Retired AFL star Adam Goodes is known to many for his resilient journey in the face of detrimental treatment by AFL spectators and the media beginning in 2013.
This lesson provides the opportunity for students to examine how people can respond to conversations about race and racism and how these conversations can be handled respectfully. Students explore how to lean into discomfort and what it means to take a stand. Students then become familiar with the #istandwithadam campaign and research other social justice campaigns to collect effective strategies. They then plan their own campaign to confront racism, drawing on a range of concepts about how to achieve social change.
- understand that people can become comfortable when they encounter something new and different
- understand that is it important to listen to the voices of people who are involved in social justice issues, rather than speaking on their behalf
- understand how to respectfully approach conversations about race and challenge their own behavioural responses.
- identify automatic behaviours that people engage in when they are uncomfortable
- identify positive behaviours that support respectful conversations
- make links between how people behave and how their behaviour may impact on others

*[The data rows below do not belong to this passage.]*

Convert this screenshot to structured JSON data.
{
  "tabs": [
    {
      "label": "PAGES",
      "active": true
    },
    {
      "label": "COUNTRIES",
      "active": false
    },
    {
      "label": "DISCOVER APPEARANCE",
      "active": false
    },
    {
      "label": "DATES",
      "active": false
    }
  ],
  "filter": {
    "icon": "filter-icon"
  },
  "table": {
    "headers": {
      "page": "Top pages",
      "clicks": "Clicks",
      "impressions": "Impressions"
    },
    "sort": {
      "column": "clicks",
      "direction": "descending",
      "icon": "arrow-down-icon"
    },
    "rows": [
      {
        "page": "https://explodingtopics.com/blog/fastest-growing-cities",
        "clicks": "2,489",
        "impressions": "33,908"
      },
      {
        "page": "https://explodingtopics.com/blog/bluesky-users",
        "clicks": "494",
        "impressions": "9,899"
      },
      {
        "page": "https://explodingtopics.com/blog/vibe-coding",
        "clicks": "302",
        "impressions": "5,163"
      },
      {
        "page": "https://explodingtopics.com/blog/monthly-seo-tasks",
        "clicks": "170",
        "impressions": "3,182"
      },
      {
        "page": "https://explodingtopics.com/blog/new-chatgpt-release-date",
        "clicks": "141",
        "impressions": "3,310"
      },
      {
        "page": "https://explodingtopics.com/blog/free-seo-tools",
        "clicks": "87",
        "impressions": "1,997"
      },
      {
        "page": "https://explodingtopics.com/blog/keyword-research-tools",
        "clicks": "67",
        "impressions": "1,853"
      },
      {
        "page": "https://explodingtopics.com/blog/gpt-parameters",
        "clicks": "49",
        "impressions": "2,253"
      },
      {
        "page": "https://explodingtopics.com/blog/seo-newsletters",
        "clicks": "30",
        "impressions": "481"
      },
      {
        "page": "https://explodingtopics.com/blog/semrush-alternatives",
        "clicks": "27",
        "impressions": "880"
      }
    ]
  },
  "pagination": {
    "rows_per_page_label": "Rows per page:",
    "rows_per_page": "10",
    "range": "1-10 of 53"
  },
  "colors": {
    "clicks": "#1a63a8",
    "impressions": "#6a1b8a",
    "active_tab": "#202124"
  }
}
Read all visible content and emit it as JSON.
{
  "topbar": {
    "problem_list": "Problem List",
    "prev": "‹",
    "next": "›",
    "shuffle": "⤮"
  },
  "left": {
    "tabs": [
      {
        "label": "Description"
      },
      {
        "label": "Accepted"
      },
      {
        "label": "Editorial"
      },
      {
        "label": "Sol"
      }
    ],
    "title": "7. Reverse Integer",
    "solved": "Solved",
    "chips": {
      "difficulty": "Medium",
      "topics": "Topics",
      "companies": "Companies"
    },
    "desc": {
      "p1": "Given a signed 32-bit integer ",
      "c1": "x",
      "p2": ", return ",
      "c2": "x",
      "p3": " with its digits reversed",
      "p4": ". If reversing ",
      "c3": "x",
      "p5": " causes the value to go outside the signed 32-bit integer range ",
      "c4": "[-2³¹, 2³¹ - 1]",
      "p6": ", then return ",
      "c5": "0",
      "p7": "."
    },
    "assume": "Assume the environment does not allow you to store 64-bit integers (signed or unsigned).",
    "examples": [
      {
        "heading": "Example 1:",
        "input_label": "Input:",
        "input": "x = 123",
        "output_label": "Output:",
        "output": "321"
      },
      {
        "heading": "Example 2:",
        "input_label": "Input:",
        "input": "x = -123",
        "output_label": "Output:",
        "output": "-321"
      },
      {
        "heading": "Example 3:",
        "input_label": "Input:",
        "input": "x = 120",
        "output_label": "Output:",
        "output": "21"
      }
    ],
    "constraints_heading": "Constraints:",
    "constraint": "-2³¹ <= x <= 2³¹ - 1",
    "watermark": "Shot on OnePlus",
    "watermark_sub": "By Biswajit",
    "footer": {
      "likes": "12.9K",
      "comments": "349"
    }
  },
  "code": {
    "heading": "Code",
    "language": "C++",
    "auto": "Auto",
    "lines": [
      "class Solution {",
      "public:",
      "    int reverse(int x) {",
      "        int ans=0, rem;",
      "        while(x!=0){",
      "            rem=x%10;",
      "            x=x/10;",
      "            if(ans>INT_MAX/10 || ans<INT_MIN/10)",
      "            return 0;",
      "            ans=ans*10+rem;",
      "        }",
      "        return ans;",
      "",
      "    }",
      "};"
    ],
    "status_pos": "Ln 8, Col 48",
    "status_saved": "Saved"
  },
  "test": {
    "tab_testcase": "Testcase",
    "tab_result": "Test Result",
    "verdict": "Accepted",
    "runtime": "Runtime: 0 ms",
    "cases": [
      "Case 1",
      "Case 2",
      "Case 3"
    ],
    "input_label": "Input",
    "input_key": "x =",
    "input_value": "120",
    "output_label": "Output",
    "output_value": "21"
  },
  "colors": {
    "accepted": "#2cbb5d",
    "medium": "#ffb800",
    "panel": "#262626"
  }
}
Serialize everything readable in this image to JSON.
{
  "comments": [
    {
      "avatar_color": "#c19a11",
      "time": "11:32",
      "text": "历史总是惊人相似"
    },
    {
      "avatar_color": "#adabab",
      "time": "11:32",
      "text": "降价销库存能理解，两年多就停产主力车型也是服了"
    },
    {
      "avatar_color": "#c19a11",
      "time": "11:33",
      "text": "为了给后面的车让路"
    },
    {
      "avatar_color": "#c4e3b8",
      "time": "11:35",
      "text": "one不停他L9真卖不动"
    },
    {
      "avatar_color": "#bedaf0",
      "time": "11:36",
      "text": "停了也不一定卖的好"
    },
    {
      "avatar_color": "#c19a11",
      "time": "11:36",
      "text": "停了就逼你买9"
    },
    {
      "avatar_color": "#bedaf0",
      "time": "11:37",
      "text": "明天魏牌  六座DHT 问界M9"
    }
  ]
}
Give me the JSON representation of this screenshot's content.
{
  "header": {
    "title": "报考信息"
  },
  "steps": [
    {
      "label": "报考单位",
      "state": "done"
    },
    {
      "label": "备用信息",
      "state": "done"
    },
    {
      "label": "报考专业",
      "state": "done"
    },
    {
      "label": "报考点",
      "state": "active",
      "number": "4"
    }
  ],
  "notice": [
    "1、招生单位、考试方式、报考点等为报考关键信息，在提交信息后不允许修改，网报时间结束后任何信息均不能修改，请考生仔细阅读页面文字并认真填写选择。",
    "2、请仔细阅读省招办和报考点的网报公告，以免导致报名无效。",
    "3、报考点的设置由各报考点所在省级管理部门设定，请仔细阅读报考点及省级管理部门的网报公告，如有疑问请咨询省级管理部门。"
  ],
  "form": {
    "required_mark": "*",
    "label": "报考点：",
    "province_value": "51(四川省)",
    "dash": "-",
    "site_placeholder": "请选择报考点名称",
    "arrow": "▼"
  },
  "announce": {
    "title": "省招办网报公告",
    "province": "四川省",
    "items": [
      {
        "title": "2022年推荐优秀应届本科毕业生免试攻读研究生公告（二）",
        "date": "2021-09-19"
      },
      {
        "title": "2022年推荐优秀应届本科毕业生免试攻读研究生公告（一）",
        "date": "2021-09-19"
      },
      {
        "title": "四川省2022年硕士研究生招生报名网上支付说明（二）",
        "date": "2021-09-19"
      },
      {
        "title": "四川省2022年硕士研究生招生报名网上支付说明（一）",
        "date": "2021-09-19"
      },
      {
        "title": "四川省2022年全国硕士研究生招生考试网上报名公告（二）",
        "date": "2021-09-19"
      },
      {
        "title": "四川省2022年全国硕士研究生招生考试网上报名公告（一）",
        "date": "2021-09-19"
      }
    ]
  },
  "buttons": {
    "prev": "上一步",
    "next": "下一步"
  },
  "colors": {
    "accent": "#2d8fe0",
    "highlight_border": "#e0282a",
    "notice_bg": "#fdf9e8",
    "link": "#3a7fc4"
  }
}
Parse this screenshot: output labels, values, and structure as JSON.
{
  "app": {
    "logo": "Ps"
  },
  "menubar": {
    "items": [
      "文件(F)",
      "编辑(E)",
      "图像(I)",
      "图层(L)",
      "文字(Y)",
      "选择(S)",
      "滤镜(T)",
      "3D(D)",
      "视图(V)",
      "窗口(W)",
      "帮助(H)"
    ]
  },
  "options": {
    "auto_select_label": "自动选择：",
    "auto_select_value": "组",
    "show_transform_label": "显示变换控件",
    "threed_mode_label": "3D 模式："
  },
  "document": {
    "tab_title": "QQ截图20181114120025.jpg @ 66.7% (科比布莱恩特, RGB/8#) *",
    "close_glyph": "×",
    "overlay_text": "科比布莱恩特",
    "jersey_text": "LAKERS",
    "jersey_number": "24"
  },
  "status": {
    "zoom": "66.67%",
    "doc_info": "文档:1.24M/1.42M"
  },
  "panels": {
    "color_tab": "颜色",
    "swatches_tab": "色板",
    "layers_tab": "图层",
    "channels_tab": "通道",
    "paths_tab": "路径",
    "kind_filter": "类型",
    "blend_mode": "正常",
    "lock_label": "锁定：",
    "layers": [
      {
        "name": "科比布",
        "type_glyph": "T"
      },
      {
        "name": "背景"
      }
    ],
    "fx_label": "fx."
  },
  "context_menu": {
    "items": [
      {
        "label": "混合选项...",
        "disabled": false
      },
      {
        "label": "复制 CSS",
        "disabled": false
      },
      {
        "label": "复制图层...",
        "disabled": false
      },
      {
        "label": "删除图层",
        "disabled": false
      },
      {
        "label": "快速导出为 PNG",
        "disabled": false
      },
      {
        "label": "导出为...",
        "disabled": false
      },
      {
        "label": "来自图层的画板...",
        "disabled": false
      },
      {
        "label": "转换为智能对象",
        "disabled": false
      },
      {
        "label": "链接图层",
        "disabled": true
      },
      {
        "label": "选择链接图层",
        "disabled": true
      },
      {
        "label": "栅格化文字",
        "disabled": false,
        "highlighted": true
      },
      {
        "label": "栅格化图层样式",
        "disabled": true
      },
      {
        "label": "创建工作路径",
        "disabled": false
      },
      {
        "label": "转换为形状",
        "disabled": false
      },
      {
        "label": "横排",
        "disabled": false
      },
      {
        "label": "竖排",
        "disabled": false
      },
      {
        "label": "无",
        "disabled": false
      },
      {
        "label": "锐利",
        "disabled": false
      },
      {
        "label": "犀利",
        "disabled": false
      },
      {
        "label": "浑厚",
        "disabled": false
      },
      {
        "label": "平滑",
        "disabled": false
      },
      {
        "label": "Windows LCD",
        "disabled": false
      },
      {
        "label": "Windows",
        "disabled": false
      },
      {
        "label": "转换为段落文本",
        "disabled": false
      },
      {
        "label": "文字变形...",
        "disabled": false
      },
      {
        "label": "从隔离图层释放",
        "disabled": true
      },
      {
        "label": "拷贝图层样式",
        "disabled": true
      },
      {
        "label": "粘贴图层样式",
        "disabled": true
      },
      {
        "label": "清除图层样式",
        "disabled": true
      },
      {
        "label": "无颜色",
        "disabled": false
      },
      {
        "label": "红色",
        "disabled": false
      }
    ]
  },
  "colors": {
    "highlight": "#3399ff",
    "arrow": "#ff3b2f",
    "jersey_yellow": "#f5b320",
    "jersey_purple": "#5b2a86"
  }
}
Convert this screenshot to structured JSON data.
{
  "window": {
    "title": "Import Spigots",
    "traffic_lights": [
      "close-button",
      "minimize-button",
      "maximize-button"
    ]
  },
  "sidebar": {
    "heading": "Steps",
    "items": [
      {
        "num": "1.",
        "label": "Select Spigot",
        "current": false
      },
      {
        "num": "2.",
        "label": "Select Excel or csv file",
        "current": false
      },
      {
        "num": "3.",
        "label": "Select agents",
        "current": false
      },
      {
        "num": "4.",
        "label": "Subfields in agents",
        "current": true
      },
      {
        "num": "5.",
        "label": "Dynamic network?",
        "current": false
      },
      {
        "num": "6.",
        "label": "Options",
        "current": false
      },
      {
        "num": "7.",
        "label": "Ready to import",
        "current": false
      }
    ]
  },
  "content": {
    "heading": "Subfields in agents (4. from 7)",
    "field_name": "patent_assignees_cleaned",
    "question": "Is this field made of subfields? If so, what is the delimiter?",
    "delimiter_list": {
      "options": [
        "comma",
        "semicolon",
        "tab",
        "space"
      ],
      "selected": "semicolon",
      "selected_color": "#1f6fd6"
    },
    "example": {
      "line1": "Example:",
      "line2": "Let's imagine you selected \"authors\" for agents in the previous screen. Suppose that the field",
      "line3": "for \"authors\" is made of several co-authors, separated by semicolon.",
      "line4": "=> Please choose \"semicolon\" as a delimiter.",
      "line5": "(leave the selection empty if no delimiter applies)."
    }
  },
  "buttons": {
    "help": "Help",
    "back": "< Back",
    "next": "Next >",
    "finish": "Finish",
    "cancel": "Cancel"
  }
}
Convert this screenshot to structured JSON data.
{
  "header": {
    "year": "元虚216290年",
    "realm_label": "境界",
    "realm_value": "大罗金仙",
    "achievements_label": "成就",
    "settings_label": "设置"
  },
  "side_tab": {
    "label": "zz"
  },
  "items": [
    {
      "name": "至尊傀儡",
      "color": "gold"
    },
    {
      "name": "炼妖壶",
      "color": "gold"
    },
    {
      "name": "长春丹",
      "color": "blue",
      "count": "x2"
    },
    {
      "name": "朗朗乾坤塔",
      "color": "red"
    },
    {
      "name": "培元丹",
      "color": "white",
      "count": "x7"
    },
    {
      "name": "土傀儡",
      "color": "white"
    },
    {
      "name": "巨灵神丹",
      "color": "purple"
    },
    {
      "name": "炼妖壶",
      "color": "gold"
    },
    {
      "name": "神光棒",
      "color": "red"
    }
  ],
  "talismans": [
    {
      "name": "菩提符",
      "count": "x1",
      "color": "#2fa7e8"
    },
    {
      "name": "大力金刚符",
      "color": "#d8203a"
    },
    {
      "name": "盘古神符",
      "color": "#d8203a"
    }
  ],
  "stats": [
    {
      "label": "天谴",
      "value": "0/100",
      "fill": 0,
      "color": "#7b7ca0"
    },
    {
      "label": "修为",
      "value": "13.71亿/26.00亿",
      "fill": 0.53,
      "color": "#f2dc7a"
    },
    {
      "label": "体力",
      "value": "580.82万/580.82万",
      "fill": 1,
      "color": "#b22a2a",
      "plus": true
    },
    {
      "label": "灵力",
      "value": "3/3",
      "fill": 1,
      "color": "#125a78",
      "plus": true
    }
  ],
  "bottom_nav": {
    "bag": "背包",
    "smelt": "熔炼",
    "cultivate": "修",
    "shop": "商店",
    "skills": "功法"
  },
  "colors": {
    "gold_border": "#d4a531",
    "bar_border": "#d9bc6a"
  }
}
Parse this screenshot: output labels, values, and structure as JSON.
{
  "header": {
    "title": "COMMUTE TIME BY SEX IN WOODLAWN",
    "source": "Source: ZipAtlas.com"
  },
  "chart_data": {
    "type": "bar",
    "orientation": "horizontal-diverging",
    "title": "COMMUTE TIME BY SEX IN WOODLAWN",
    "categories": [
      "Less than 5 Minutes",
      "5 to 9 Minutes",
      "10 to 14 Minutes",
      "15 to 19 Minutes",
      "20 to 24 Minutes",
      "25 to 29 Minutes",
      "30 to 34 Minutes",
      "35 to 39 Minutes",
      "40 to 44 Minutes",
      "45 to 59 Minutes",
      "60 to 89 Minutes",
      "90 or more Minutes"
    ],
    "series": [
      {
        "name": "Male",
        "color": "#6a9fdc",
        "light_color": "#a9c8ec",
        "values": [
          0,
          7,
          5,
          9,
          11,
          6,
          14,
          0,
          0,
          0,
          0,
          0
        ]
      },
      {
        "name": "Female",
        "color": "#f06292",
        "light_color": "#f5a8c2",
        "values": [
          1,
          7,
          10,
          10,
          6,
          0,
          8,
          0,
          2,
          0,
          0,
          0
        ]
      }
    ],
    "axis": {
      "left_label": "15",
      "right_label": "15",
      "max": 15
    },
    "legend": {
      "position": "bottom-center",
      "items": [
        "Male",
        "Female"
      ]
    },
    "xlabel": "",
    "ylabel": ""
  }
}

- analyse social justice campaigns using a range of criteria
- create a pitch for a social justice campaign to combat racism.
Lesson guides and printables
Australian curriculum content descriptions:
Year 9 & 10 Health and Physical Education:
- Evaluate factors that shape identities and critically analyse how individuals impact the identities of others (ACPPS089)
- Plan, rehearse and evaluate options (including CPR and first aid) for managing situations where their own or others’ health, safety and wellbeing may be at short or long term risk (ACPPS091)
- Investigate how empathy and ethical decision making contribute to respectful relationships (ACPPS093)
- Evaluate situations and propose appropriate emotional responses and then reflect on possible outcomes of different responses (ACPPS094)
- Plan, implement and critique strategies to enhance health, safety and wellbeing of the communities (ACPPS096)
- Plan and evaluate new and creative interventions that promote their own and others’ connection to community and natural and built environments (ACPPS097)
- Critique behaviours and contextual factors that influence health and wellbeing of diverse communities (ACCPPS098)
Cross-curriculum priority: Aboriginal and Torres Strait Islander History and Cultures (OI.5, OI.6, OI.9)
Relevant parts of Year 9 & 10 achievement standards:
By the end of Year 10, students critically analyse contextual factors that influence identities, relationships, decisions and behaviours. They analyse the impact attitudes and beliefs about diversity have on community connection and wellbeing. They evaluate the outcomes of emotional responses to different situations. Students access, synthesise and apply health information from credible sources to propose and justify responses to health situations.
They apply decision-making and problem-solving skills when taking action to enhance their own and others’ health, safety and wellbeing.
This lesson is part of the wider unit of work The Final Quarter – Racism in Sport – Years 9 & 10.
Time required: 95 mins
Level of teacher scaffolding: High – facilitate class discussion with sensitivity to students’ feelings and experience (in relation to racial discrimination)
This lesson is designed to build students’ competencies in the following skills:
- Community engagement
- Critical thinking
- Cultural understanding
- Ethical understanding
- Global citizenship
- Problem solving
Using only archival footage aired at the time, The Final Quarter holds a mirror to Australia and is an opportunity to reconsider what happened on and off the football field. Learn more about the film here.
We highly recommend that students view the film in its entirety before participating in subsequent lessons.
Our Watching the Film lessons are designed to support you in facilitating this process. Given the content, it is also important for teachers to communicate with parents and guardians of Aboriginal and Torres Strait Islander students before playing the film and/or engaging with the teaching and learning resources.
Note: This film may not be suitable for viewing by all young people. Teachers are advised to use their discretion when deciding whether to show this film. If teaching in a context with a high proportion of Aboriginal and Torres Strait Islander children, it is imperative that guidance is sought from the Principal and Aboriginal Education Officer (or equivalent) prior to screening the film.